Life with diabetes was a lot different when Victor Garber was diagnosed as a boy but he says he never let the disease stop him from achieving his dreams.
Fans may know Victor Garber as the captain from the movie Titanic, or perhaps creepy Professor Callahan from Legally Blonde, but they may not know that the actor has type 1 diabetes, which he was diagnosed with at 12-years-old.
Life with type 1
Type 1 diabetes differs from type 2 in that people with type 1 do not produce insulin, which is necessary for regulating blood sugar, and the disease usually develops quickly during adolescence. Research is still ongoing as to what causes this type of diabetes. People with type 2 become insulin resistant, usually later in life, and the disease develops over a longer period of time. Lifestyle factors such as access weight and inactivity may contribute as well as genetic and environmental factors.
Both types are fatal if not properly managed.
Luckily, increased knowledge about the disease as well as new medical tech have made living with diabetes easier than ever before. Recent statistics state over 30 million people in the United States have diabetes, though type 1 is far more rare than type 2. 90 to 95 percent of people with diabetes have type 2.
Garber emphasizes the importance of finding a cure for the disease but says his daily life has gotten easier with new treatment technologies. The actor now wears a Dexcom G6 glucose monitor and uses the Omnipod pump, “which eliminates syringes altogether.” These wearable medical devices allow people with diabetes to more easily check their blood sugar levels and pump insulin directly into the body without the need to give themselves a shot using a needle.
“I have also recently been set up with the Riley pump ‘looping system’ which has made life considerably easier,” Garber says.

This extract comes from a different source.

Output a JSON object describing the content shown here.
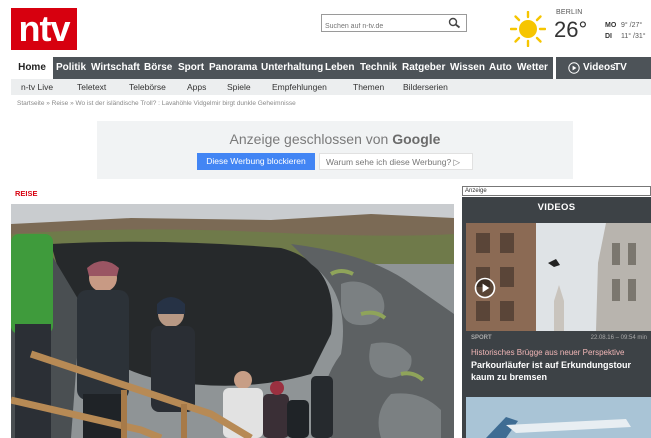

This looping system is programmed onto an iPhone and allows the user to set up automatic insulin delivery — freeing up a lot of time and headspace.
These life-changing technologies weren’t around when Garber was first diagnosed.
Learning to adapt
“It was so long ago that I was diagnosed with type 1 diabetes, it’s hard to describe how different life was for me as a boy of 12. Somehow, I always adapted and had a determination to achieve my dream of being an actor and singer.”
One thing Garber found hugely helpful to adapting to life with diabetes was going to Camp Banting in Ottowa, Ontario when he was 13, which is Canada’s longest running camp for children with type 1 diabetes.
He says his mother gave him a “hard sell” on the camp because she thought it would be an important experience. “She was right,” he says.
“It was life changing and I recommend all parents with type 1 children to encourage any experience that puts them in contact with other people managing this complicated auto immune disease. It ‘normalizes’ the routine, and of course, erases any feelings of isolation and loneliness.”
Camp Banting is still around 65 years after it began, and still caters to youngsters learning to manage life with diabetes. Campers do the same things you’d expect at any summer camp — swimming, hiking, crafting, rock climbing — but with the support of a fully-trained medical team and a community of other kids who have to monitor their glucose just like them.
Garber says even with technologies that simplify his day-to-day, nothing really gets easier as you get older, “unless you find a sense of acceptance and gratitude.” He says everyone comes to acceptance in their own way, and for him meditation is a major part of his life.
“I still have a love of acting and being with my close friends, which provides a balance that helps me deal with the intricacy of type 1. When I see this disease as an opportunity to grow, that is usually a very good day.”